One is a magna cum laude B.A. graduate who double-majored in English and history and has an M.A. in English education. He has more than 10 years of classroom teaching experience, including having taught in Kenya, New York, and Spain. He also enjoys rock climbing, running, lifting, improv comedy, music, traveling, and service projects. His references sing his praises: “Amazing teacher,” a “strong collaborator,” and a “creative teacher who goes out of his way to reach all of his students” are just some of the phrases they use to describe him. He says he was drawn to Grauer because of its focus on teaching the whole student, inspiring lifelong learners and empathetic human beings, and doing that inside and outside the classroom.
The other is a former literature professor, with a B.A., M.A., Ph.D., and a global background. She enjoys reading, gardening, sailing, biking, camping, and traveling throughout Baja California and mainland Mexico. Her references describe her as having a “knack for developing a caring rapport with [her] students that is characterized by compassion, humor, and flexibility.” And, she believes in “fostering strong personal relationships that are characterized by individual attention, compassion, and service.”
We couldn’t be happier to have these two teachers in the fold at Grauer.
To get beyond the standard skill-based approach to hiring, we write our job descriptions so that our holistic approach is clear to candidates. Our faculty job announcement application contains this wording:

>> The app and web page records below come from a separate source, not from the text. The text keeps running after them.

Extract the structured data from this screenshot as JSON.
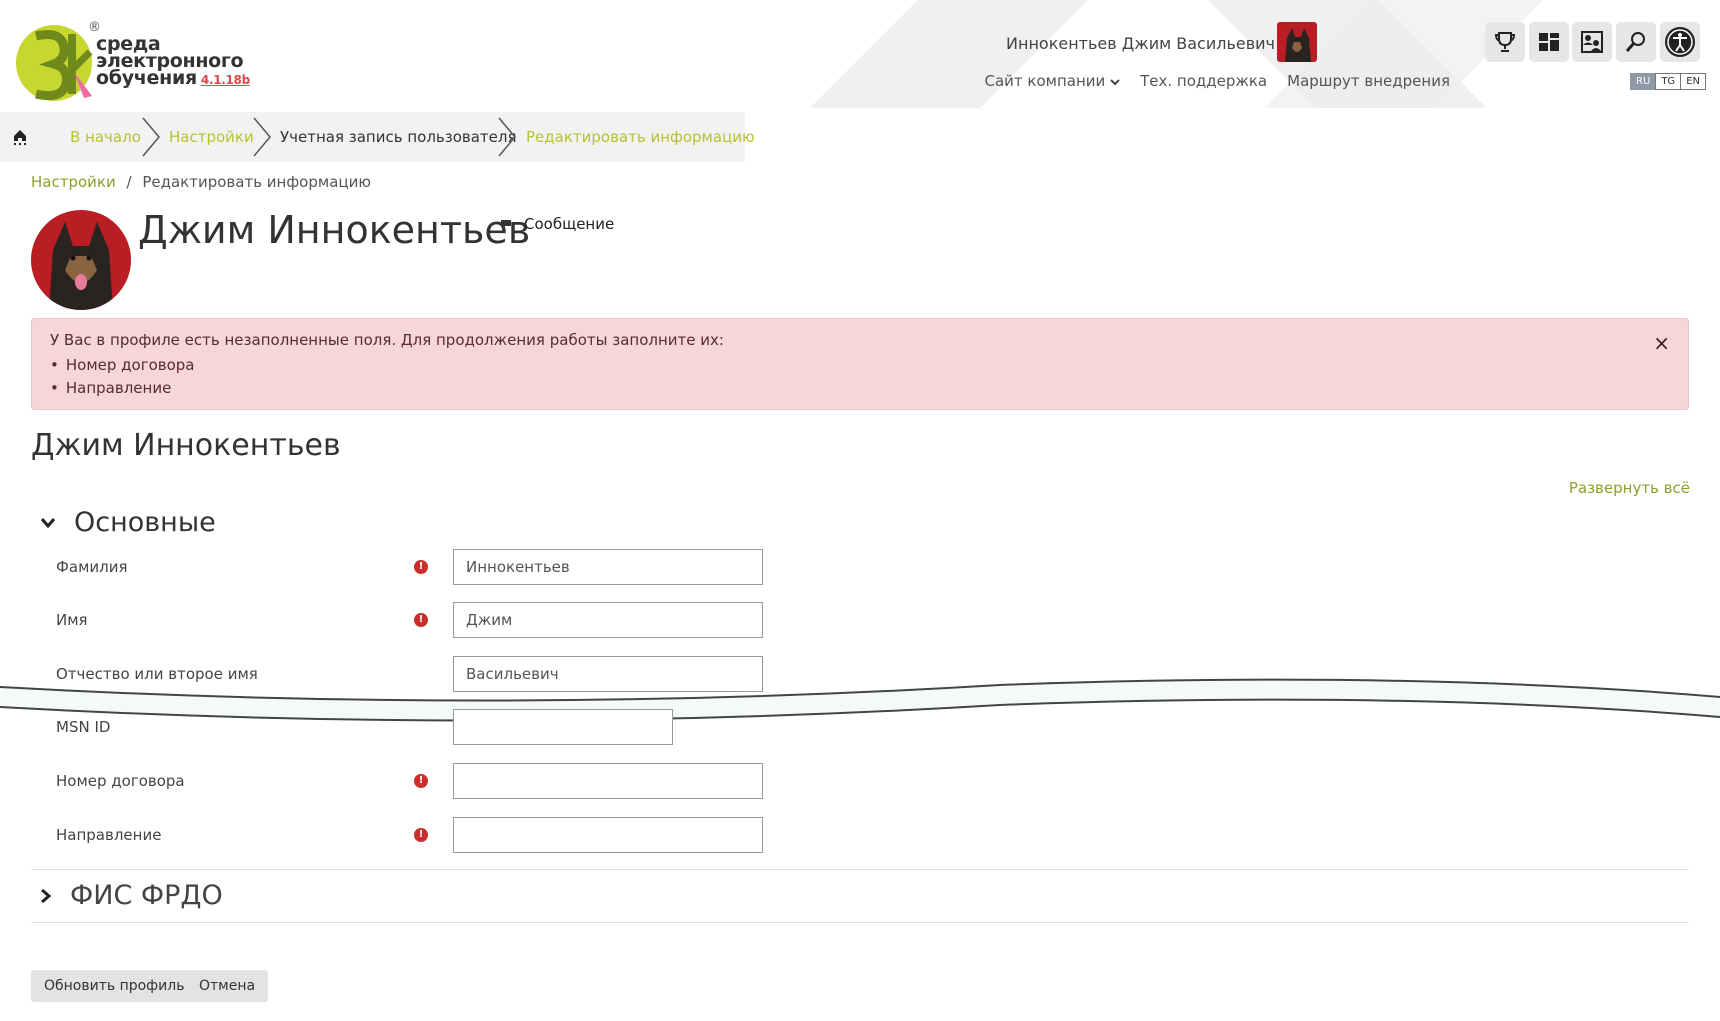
{
  "header": {
    "logo": {
      "line1": "среда",
      "line2": "электронного",
      "line3": "обучения",
      "version": "4.1.18b",
      "reg": "®"
    },
    "user_full_name": "Иннокентьев Джим Васильевич",
    "nav": {
      "company_site": "Сайт компании",
      "support": "Тех. поддержка",
      "route": "Маршрут внедрения"
    },
    "languages": [
      "RU",
      "TG",
      "EN"
    ],
    "active_language": "RU",
    "tool_icons": [
      "trophy-icon",
      "dashboard-icon",
      "user-switch-icon",
      "search-icon",
      "accessibility-icon"
    ]
  },
  "breadcrumb": {
    "items": [
      "В начало",
      "Настройки",
      "Учетная запись пользователя",
      "Редактировать информацию"
    ]
  },
  "sub_breadcrumb": {
    "link": "Настройки",
    "separator": "/",
    "current": "Редактировать информацию"
  },
  "profile": {
    "name": "Джим Иннокентьев",
    "message_label": "Сообщение"
  },
  "alert": {
    "text": "У Вас в профиле есть незаполненные поля. Для продолжения работы заполните их:",
    "items": [
      "Номер договора",
      "Направление"
    ],
    "close": "×"
  },
  "form": {
    "title": "Джим Иннокентьев",
    "expand_all": "Развернуть всё",
    "section_main": "Основные",
    "section_fis": "ФИС ФРДО",
    "fields": [
      {
        "label": "Фамилия",
        "value": "Иннокентьев",
        "required": true
      },
      {
        "label": "Имя",
        "value": "Джим",
        "required": true
      },
      {
        "label": "Отчество или второе имя",
        "value": "Васильевич",
        "required": false
      },
      {
        "label": "MSN ID",
        "value": "",
        "required": false
      },
      {
        "label": "Номер договора",
        "value": "",
        "required": true
      },
      {
        "label": "Направление",
        "value": "",
        "required": true
      }
    ],
    "update_button": "Обновить профиль",
    "cancel_button": "Отмена"
  },
  "colors": {
    "accent_green": "#8aa12c",
    "alert_bg": "#f6d6d8",
    "required_red": "#c9302c"
  }
}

“We specialize in developing resourceful and compassionate individuals and college candidates in a challenging setting. Our faculty is energetic and dynamic, engaging in real teaching/learning relationships with students. Teaching candidates should demonstrate teaching experience, a commitment to secondary education, a passion for Socratic teaching, and an extensive knowledge of their subject matter.”
We also try to ensure that our application and interview process reflects this as well. For example, we ask:

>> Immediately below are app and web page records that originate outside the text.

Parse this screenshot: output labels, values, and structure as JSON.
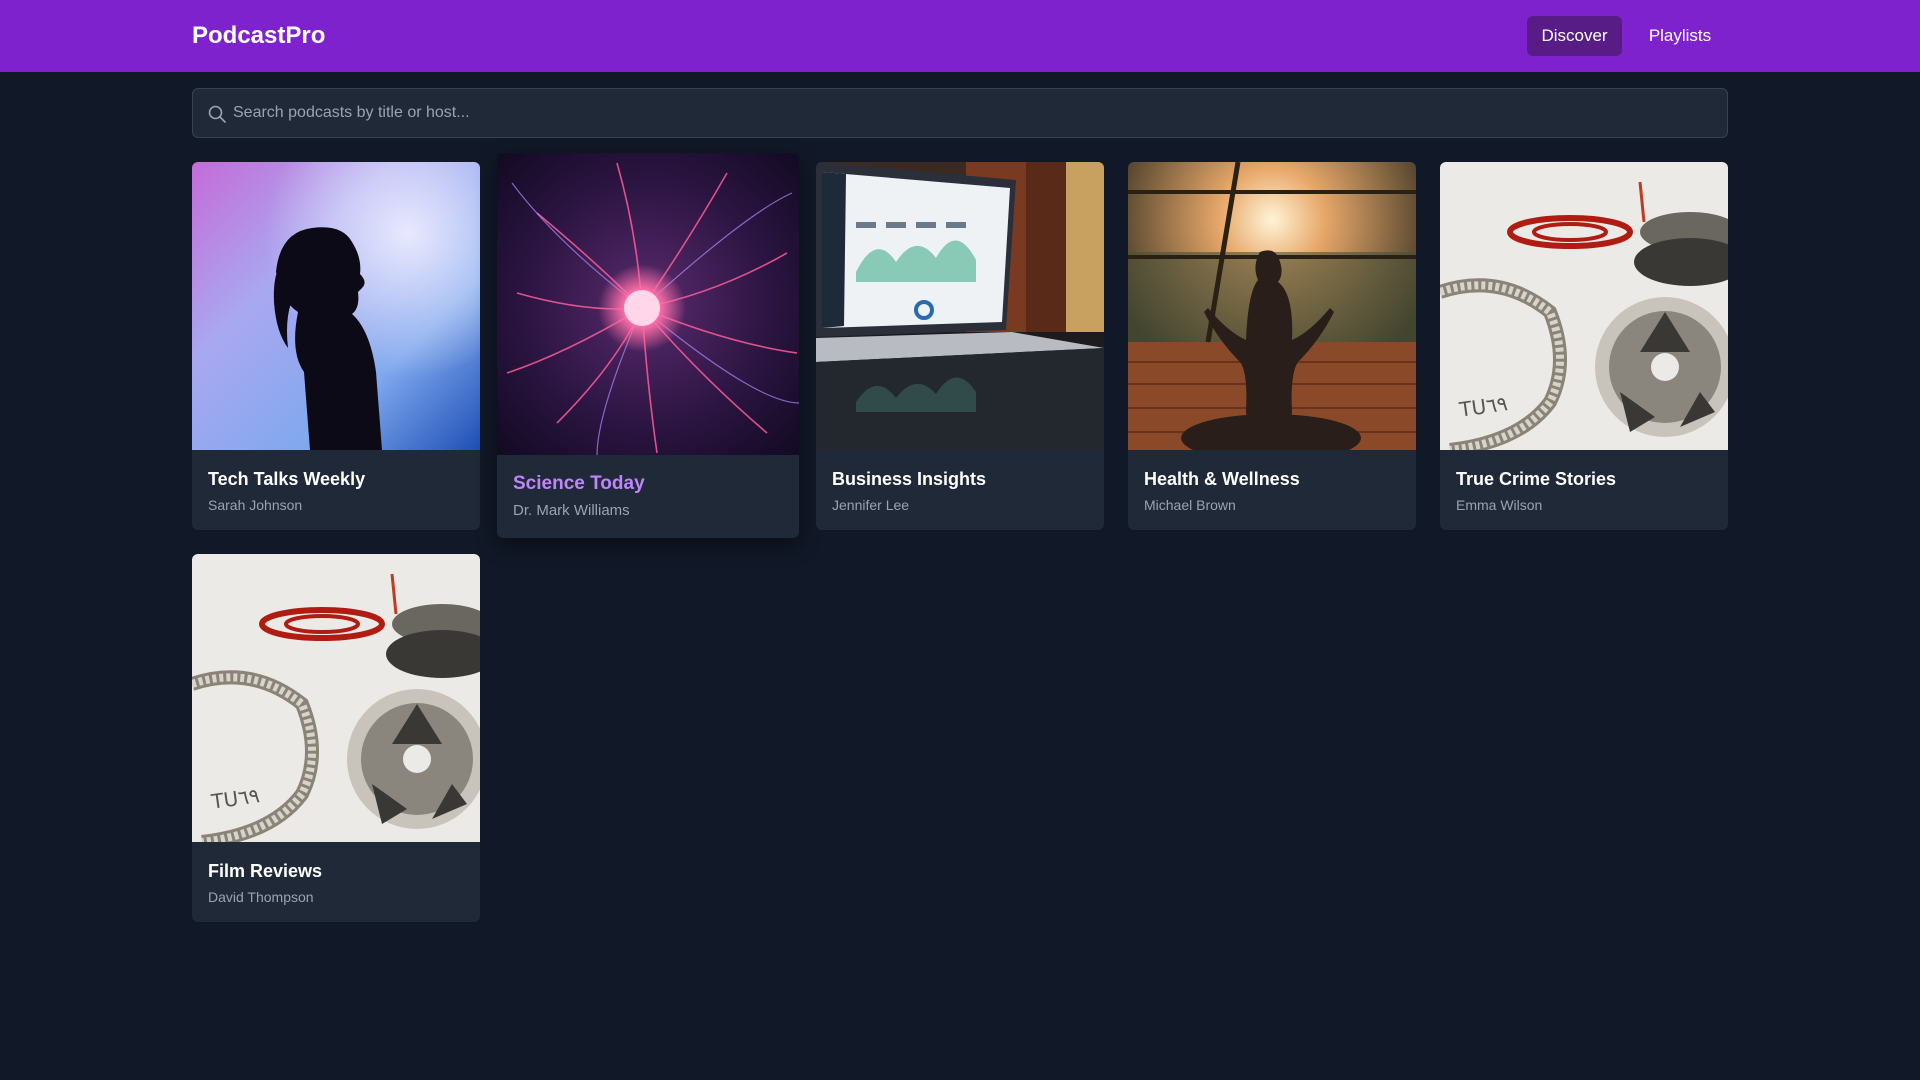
{
  "app": {
    "brand": "PodcastPro",
    "nav": [
      {
        "label": "Discover",
        "active": true
      },
      {
        "label": "Playlists",
        "active": false
      }
    ]
  },
  "search": {
    "placeholder": "Search podcasts by title or host...",
    "value": "",
    "icon": "search-icon"
  },
  "podcasts": [
    {
      "title": "Tech Talks Weekly",
      "host": "Sarah Johnson",
      "cover": "silhouette-portrait"
    },
    {
      "title": "Science Today",
      "host": "Dr. Mark Williams",
      "cover": "plasma-ball",
      "hovered": true
    },
    {
      "title": "Business Insights",
      "host": "Jennifer Lee",
      "cover": "laptop-dashboard"
    },
    {
      "title": "Health & Wellness",
      "host": "Michael Brown",
      "cover": "meditation-sunset"
    },
    {
      "title": "True Crime Stories",
      "host": "Emma Wilson",
      "cover": "film-reels"
    },
    {
      "title": "Film Reviews",
      "host": "David Thompson",
      "cover": "film-reels"
    }
  ],
  "colors": {
    "header": "#7e22ce",
    "active_nav": "#581c87",
    "background": "#111827",
    "card": "#1f2937",
    "hover_title": "#c084fc",
    "muted_text": "#9ca3af"
  }
}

- How and why did you choose this line of work?
- What was the best job you have ever had? Why?
- What is your definition of leadership? What does leadership look like to you?
- Are there any community activities you participate in that you think enrich your teaching or make you a more positive community role model for your students?
- What are you reading right now?
- What sustained international and/or intercultural and/or humanitarian experience do you have?
This last question is one of our favorites, in part because having sustained international or intercultural immersion experiences—as well as a slate of outside-the-classroom interests and talents—is key to securing a position at The Grauer School.